You don’t know what you’re doing

I was sitting in a dark theatre, entranced by the black and white portrait on the screen.

A freckle-faced Irish child with wonky teeth and a cloth cap crinkled his eyes as he looked into the lens of Dorothea Lange. It was 1954 and Lange had been on assignment for Time Life Magazine when she captured him on film. (This is her on the shoot in Ireland.)

That day in the theatre I became obsessed with this captivating series, brought to life in the 2002 film ‘Photos to Send‘, a documentary made by Canadian director Dierdre Lynch, who had gained access to the archives from the shoot.

In 2002 she flew to County Clare in Western Ireland to find and film some of the amazing characters Lange had photographed 44 years earlier.

And find them she did.

When Lynch met them, and showed them the original photographs, there were tears of joy and sadness as they recognised themselves, their brothers, mothers, sisters, sons and daughters.

In the years since the shots were made, many had passed away, some had gone missing, and some had never ever had a photograph to remember them by prior to that moment.

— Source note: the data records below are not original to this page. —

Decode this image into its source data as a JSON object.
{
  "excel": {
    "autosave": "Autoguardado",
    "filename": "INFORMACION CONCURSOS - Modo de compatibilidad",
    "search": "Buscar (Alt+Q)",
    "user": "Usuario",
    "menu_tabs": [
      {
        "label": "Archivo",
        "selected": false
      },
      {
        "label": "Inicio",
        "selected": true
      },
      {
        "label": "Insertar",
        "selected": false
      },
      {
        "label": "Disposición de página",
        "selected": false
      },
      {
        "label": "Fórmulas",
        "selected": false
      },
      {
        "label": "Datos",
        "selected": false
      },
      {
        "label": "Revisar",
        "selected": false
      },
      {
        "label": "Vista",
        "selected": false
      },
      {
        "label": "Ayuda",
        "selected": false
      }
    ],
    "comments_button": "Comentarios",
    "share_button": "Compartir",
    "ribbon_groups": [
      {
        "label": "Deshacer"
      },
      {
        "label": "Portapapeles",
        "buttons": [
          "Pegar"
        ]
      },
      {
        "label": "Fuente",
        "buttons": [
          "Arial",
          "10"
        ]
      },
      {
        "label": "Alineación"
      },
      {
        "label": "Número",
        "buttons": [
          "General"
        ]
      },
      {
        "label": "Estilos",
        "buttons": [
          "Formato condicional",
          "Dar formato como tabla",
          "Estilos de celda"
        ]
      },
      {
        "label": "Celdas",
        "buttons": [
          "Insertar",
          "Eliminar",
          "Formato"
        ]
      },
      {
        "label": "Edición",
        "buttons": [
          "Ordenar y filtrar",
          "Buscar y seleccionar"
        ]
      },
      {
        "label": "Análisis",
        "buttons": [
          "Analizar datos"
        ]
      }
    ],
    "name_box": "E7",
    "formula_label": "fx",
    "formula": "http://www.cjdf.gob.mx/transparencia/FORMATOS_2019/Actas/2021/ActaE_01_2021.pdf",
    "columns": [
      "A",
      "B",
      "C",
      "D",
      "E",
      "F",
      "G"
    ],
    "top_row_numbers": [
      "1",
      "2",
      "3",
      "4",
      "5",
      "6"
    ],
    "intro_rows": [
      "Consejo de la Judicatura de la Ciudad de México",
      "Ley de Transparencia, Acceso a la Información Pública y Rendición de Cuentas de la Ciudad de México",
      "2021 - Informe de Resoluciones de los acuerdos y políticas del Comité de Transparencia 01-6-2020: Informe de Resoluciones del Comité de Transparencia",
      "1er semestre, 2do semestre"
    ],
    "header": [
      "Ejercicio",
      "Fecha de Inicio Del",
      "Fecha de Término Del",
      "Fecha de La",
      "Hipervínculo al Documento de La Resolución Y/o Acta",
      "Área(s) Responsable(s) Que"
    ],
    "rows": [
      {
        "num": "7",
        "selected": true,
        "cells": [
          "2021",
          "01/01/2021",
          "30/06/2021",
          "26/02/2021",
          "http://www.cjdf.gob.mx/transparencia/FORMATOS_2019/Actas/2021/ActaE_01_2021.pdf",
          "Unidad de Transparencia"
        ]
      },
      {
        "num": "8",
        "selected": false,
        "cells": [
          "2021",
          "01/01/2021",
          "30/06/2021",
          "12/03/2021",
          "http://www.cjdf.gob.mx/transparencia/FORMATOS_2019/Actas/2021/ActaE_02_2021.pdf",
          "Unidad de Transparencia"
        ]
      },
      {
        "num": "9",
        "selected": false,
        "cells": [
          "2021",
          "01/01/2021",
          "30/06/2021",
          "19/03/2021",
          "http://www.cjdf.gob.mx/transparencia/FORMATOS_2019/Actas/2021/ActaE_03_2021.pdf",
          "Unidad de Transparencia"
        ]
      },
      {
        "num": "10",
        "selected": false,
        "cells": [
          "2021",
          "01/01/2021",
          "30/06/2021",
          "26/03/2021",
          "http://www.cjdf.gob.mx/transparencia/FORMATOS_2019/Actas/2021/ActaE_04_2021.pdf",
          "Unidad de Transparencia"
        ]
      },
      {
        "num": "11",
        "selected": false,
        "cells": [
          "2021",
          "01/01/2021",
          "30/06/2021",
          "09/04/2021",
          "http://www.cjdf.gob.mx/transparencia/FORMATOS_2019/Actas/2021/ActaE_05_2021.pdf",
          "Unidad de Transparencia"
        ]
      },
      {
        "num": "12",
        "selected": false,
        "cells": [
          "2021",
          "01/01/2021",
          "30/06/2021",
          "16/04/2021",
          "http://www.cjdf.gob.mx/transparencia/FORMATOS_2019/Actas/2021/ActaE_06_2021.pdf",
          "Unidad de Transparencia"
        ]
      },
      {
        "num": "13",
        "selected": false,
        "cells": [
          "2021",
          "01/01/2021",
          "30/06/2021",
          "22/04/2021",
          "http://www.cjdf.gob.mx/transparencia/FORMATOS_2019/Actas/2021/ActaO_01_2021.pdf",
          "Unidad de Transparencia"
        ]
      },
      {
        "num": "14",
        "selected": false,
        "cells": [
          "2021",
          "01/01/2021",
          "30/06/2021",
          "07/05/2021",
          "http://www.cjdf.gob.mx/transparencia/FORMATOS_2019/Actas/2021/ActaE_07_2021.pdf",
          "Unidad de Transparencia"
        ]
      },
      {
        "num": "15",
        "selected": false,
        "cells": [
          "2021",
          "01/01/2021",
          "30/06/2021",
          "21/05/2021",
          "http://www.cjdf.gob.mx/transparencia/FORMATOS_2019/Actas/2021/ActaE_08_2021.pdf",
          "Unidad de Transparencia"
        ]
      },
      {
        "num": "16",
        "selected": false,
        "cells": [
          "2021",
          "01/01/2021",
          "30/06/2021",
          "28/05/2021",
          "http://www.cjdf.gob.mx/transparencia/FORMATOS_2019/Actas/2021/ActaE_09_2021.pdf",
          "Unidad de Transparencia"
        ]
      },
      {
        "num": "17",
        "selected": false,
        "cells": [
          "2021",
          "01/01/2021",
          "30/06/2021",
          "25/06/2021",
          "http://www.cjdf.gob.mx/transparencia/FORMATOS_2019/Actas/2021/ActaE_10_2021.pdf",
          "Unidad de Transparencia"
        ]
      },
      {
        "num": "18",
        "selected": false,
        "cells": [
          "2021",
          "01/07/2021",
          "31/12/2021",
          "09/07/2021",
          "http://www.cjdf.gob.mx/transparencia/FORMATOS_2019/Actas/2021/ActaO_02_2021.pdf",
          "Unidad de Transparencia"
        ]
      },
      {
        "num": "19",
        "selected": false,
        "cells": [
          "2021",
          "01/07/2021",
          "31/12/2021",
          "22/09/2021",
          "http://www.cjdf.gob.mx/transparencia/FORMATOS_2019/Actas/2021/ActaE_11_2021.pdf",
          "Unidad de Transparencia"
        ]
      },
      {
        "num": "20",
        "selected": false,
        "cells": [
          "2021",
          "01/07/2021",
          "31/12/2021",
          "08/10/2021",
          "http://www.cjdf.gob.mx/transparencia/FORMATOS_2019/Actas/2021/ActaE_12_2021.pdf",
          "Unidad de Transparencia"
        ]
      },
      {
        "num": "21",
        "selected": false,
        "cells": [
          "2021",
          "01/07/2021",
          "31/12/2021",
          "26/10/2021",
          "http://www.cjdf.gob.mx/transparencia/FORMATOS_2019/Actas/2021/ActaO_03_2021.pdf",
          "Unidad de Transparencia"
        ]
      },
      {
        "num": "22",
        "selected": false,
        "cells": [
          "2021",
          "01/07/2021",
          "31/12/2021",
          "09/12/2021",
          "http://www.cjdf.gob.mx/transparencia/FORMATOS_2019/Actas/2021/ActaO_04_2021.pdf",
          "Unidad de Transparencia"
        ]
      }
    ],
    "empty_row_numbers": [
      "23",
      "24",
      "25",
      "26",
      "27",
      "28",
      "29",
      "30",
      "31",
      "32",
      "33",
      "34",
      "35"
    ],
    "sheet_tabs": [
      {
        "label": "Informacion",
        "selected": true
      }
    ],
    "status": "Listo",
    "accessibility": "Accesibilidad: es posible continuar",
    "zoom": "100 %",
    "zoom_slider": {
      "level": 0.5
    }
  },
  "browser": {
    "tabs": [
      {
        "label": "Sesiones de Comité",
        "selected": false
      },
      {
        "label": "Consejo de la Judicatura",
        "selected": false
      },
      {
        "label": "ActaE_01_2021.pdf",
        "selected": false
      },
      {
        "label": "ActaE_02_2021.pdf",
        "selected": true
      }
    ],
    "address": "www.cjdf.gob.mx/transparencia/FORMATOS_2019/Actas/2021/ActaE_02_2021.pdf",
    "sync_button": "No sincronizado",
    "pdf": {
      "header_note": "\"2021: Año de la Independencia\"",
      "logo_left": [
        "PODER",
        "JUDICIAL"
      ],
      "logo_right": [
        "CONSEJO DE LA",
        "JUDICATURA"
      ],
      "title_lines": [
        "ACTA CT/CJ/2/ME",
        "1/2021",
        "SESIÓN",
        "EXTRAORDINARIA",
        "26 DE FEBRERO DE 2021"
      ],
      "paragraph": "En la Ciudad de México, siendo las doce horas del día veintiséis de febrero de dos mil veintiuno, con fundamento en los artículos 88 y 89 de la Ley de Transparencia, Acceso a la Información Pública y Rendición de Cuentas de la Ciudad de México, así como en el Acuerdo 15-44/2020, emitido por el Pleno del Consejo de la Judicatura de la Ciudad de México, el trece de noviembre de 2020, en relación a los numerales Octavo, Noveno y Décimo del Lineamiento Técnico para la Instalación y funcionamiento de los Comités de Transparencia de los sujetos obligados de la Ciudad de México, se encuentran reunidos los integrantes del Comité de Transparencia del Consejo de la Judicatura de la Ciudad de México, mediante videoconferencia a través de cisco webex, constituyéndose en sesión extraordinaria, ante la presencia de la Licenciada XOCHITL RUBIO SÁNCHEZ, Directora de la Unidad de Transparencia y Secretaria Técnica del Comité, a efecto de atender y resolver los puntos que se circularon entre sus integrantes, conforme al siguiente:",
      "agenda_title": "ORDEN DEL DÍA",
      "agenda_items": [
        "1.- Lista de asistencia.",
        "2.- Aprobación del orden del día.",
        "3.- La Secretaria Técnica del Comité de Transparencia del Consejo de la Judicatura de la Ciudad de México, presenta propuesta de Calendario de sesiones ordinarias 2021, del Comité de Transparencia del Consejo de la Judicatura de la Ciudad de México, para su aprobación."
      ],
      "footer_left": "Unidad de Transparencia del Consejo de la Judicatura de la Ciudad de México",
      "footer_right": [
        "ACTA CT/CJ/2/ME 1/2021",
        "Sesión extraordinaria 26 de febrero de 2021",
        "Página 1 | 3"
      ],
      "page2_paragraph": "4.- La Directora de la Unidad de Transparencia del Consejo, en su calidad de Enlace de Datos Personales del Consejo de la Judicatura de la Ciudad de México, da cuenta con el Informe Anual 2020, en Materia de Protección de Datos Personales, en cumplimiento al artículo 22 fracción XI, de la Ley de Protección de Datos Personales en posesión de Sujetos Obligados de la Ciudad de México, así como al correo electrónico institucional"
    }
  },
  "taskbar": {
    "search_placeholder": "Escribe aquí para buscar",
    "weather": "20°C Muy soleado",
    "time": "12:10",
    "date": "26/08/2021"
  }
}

A case for documenting ‘ordinary’ people, places and their stories, through photography and motion gets no greater than that.

The effect of showing those images so many years later was heartbreaking and moving, and yet Dorothea Lange had no idea what she was doing, except her job.

In a previous post I said you are not a photographer. You’re a problem solver with a good personality who can translate a brief into stunning imagery and motion. (You can read that post here )

But you’re even more than that.

You’re a historian, an archivist, and a preserver of memories and stories, and you have an important part to play in how people in the future view and understand the past.

You may not ever know what you’ve done, but future generations will.

So please keep doing it.

If you need help deciding what you’re going to do next, you may want to consider joining the next Series Project workshop, starting 12th April. You can find more info here, or book a call with me to discuss your suitability here.

March is Women’s Month, so we can keep celebrating women like Dorothea Lange and Diedre Lynch for a while yet, which is just as well, because there are so many incredible women photographers out there. To see some brilliant personal work by female photographers I’ve worked with please have a look at my Insta feed– I’m adding a new project almost every day.